The Coseboon settlement agreement suggests that the County did not participate in the settlement negotiations. The release recites that “all negotiations have taken place strictly between a representative of the insurer for [the County] and [the Coseboon plaintiffs’] counsel.”


TAC contends that it is not an insurer. It cites section 119.008 of the Local Government Code, which provides that a pool created under that Chapter “is not insurance for the purposes of the Insurance Code and other laws of this state.” TAC also notes that the participating counties signed an agreement and bylaws stating that “the parties recognize that the Pool is a risk management fund authorized by statute and the coverage provided is not considered insurance under the Texas Insurance Code and under other state laws.” But because TAC is acting in a capacity virtually identical to that of an insurer in this case, we treat TAC as an insurer for the limited purpose of determining whether it is entitled to reimbursement of settlement funds. We note that TAC itself relies upon insurance cases to support its position.
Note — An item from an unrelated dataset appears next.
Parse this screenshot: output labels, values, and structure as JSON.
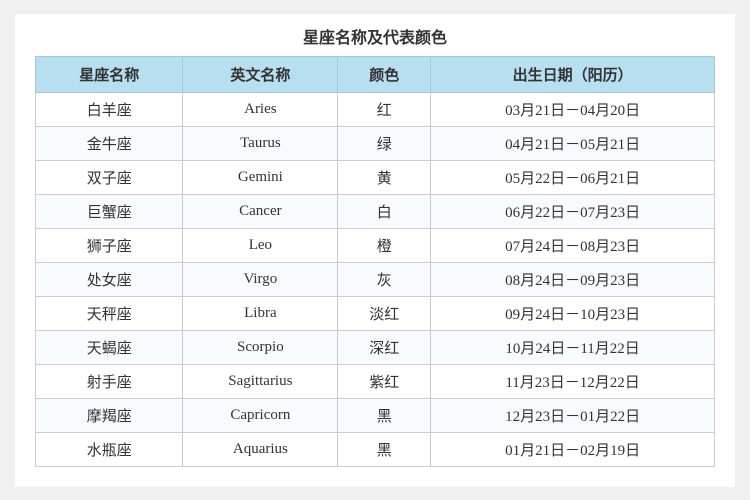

TAC does not contend that it could not have included a reimbursement clause in its policy. A number of other states’ courts have upheld reimbursement clauses in insurance contracts. See, e.g., Nat’l Cas. Co. v. Lane Express, Inc., 998 S.W.2d 256, 265–66 (Tex.App.—Dallas 1999, pet. denied) (enforcing insurance policy clause requiring insured motor carrier to reimburse insurer). And the presence or absence of a reimbursement clause in the insurance contract could affect the premium charged. See TEX. INS.CODE art. 5.13–2, § 4 (listing factors to be considered in setting insurance rates).


An alternative approach was recognized in Maryland Cas. Co. v. Imperial Contracting Co., 212 Cal.App.3d 712, 260 Cal.Rptr. 797 (1989). There the insurer requested the insured’s consent to participate in a settlement. The insured refused. The trial court granted the insurer declaratory relief authorizing the insurer to participate in the settlement without the insured’s consent. The appeals court affirmed the trial court, and summarized an insurer’s options in such a situation. The insurer may: (1) turn over the defense to the insured and await resolution of its coverage dispute; (2) relinquish its reservation of rights and acknowledge coverage; or (3) if the insured will not authorize the settlement, seek court approval of the proposed settlement.


We note that in this case, almost two years elapsed between the time TAC filed its declaratory-judgment action and the date it settled the Coseboon suit. The record reflects no effort by TAC during that time to resolve the coverage dispute.

End of Document